**WHAT IS NEEDED:** Search the material for the word "安装改造" and report each line where it turns up.

**RECORDED DATA:**
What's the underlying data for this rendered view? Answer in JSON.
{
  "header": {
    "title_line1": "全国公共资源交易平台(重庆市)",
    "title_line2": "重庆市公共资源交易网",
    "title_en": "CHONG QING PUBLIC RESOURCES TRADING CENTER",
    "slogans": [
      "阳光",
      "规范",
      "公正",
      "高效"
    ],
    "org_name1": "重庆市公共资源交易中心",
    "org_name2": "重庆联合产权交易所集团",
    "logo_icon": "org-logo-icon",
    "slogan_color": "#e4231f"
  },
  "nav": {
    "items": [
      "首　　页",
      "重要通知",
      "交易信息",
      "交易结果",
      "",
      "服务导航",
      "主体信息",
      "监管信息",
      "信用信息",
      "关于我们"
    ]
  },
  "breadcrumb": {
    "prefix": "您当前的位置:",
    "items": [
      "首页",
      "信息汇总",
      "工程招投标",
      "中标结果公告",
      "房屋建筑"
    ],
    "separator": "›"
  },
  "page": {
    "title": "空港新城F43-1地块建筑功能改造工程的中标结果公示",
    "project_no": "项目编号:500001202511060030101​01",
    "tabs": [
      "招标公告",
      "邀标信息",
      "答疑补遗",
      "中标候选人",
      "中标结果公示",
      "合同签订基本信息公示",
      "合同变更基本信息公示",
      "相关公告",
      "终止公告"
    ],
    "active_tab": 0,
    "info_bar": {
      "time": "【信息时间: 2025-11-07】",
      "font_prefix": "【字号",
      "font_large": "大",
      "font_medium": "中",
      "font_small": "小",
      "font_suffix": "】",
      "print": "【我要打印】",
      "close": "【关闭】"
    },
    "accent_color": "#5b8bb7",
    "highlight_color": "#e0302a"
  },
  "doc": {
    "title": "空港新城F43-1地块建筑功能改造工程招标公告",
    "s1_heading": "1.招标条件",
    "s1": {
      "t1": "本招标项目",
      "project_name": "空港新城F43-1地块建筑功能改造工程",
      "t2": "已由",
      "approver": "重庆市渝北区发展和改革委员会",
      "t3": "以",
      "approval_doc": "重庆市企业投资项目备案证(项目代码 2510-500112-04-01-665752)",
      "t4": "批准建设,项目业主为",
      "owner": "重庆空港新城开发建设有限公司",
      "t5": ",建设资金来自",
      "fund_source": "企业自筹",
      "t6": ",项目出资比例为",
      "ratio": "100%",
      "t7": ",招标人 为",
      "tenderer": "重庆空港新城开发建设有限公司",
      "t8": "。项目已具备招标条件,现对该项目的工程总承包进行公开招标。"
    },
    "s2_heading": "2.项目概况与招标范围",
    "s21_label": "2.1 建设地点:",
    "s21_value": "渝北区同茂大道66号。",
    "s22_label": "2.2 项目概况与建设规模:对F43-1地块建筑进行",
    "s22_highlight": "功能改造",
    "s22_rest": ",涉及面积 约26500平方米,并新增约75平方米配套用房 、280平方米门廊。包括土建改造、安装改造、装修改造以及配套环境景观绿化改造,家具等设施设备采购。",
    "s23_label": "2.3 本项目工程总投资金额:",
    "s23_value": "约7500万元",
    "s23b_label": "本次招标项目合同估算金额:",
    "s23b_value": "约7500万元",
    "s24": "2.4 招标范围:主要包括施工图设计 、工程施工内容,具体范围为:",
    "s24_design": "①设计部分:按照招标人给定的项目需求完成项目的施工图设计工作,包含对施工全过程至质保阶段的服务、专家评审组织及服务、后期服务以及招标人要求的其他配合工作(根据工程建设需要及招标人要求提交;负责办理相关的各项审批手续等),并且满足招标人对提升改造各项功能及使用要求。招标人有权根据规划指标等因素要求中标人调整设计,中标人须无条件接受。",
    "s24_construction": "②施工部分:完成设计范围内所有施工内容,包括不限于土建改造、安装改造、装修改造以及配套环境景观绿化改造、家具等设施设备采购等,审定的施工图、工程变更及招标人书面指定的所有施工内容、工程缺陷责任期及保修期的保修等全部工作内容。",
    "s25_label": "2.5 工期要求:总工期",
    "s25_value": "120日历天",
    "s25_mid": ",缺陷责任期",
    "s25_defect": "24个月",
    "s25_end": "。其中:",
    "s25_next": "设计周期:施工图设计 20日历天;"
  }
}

**EXERCISE RESULT:**
    "s22_rest": ",涉及面积 约26500平方米,并新增约75平方米配套用房 、280平方米门廊。包括土建改造、安装改造、装修改造以及配套环境景观绿化改造,家具等设施设备采购。",
    "s24_construction": "②施工部分:完成设计范围内所有施工内容,包括不限于土建改造、安装改造、装修改造以及配套环境景观绿化改造、家具等设施设备采购等,审定的施工图、工程变更及招标人书面指定的所有施工内容、工程缺陷责任期及保修期的保修等全部工作内容。",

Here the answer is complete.